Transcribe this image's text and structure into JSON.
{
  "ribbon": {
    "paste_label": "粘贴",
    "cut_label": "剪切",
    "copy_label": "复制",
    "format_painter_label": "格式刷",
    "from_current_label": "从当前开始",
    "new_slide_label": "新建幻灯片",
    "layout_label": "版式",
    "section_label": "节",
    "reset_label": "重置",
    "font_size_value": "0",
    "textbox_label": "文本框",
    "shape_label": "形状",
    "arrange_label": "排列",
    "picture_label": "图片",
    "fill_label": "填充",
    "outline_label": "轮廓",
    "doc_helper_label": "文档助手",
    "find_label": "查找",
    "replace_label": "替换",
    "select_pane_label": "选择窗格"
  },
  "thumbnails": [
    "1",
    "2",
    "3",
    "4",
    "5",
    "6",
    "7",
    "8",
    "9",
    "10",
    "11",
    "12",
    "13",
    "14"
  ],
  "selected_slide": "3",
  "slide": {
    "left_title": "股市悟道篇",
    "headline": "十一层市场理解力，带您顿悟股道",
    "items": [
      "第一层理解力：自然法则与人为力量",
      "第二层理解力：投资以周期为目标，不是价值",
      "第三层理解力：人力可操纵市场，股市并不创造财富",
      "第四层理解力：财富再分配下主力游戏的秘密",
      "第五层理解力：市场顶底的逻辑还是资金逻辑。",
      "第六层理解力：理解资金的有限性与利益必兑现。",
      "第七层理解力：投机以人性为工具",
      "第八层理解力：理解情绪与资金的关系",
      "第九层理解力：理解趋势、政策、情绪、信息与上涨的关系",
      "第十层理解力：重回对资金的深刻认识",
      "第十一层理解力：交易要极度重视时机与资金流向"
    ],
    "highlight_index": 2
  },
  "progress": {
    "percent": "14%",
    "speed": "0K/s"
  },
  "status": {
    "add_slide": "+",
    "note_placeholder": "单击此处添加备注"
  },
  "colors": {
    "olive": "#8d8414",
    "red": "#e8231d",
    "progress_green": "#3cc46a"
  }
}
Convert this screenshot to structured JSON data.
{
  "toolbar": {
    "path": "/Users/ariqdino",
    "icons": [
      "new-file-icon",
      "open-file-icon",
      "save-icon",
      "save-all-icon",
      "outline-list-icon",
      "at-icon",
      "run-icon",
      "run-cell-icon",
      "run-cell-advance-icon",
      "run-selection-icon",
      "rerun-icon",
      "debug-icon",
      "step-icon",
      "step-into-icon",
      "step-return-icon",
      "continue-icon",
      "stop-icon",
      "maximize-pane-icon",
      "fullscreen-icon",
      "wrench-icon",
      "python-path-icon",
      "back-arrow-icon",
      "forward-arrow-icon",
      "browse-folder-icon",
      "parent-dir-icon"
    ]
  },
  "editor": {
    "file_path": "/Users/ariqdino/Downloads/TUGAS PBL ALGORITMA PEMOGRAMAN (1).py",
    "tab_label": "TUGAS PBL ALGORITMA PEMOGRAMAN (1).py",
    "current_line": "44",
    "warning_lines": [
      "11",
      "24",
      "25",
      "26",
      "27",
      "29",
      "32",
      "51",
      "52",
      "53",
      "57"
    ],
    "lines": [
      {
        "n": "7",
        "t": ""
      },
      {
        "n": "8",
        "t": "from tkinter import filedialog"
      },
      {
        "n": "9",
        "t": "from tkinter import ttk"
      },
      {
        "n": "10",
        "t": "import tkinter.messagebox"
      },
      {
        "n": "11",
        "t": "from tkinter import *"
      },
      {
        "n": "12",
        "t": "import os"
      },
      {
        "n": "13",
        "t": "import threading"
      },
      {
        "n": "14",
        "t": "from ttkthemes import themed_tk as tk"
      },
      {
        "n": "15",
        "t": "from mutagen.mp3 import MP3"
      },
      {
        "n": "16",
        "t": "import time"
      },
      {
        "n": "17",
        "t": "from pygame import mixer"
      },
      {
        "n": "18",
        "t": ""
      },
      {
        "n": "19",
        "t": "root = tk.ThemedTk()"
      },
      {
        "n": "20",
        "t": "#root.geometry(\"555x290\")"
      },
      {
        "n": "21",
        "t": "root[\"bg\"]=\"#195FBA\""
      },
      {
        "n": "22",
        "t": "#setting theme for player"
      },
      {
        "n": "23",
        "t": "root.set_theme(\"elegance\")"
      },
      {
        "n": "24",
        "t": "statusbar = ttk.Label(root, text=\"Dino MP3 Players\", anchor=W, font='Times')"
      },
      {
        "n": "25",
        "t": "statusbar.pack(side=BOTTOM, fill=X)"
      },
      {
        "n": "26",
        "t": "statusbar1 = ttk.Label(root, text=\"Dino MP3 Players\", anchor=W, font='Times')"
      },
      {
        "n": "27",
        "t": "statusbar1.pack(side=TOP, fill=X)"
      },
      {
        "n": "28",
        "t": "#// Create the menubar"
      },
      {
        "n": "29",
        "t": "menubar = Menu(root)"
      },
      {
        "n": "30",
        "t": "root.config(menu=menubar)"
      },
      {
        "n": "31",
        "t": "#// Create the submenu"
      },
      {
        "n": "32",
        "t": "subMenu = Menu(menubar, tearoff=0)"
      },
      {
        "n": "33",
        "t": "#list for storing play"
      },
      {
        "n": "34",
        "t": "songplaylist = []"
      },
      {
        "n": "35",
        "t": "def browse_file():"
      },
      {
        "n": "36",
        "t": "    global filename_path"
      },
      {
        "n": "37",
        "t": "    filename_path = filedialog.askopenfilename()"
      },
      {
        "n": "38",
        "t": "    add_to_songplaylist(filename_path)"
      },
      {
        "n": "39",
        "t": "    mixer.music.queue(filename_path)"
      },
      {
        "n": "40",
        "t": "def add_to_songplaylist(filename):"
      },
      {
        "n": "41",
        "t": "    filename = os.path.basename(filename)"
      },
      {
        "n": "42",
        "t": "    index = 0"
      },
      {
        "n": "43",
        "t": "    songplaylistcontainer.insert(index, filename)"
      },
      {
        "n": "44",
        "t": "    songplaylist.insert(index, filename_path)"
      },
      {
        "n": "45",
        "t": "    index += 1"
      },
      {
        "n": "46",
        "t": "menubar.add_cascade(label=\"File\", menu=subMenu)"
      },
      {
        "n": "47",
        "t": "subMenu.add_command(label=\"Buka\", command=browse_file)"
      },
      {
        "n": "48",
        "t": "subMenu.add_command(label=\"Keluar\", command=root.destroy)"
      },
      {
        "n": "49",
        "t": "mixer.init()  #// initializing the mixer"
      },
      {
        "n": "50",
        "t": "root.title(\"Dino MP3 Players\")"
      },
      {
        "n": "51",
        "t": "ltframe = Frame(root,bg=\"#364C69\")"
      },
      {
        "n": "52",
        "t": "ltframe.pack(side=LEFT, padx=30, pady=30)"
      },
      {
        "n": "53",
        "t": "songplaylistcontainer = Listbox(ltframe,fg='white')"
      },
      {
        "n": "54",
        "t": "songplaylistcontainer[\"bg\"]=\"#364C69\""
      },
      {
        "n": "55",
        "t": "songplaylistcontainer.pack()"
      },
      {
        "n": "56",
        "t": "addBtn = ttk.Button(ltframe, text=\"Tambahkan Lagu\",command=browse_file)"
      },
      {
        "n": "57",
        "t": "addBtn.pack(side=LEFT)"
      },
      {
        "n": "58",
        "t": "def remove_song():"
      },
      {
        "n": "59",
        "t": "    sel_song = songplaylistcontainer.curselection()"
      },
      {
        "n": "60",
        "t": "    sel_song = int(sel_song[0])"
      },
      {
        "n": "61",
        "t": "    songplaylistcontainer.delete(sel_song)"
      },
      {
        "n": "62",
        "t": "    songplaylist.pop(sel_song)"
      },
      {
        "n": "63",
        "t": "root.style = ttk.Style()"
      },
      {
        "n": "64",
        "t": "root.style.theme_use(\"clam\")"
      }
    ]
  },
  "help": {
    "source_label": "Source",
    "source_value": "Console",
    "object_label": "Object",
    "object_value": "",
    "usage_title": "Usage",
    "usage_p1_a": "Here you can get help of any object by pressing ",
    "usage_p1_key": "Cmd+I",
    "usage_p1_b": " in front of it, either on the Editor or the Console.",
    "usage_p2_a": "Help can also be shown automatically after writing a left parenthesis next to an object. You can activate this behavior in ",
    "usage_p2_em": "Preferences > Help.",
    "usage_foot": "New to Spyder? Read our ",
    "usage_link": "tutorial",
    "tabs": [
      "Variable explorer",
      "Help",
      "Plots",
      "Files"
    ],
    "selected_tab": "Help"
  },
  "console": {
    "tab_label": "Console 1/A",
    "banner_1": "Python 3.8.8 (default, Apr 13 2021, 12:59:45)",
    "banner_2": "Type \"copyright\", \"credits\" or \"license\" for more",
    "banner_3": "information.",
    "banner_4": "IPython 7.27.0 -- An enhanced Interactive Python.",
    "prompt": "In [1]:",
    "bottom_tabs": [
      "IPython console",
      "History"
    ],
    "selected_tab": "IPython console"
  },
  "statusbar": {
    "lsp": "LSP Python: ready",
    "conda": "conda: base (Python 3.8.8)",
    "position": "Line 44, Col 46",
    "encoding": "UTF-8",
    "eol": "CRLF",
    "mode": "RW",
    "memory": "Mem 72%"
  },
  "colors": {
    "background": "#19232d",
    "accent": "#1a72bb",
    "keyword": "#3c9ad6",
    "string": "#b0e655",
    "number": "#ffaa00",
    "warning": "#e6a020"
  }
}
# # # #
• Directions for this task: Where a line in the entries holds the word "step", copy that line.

• Task answer:
      "step-icon",
      "step-into-icon",
      "step-return-icon",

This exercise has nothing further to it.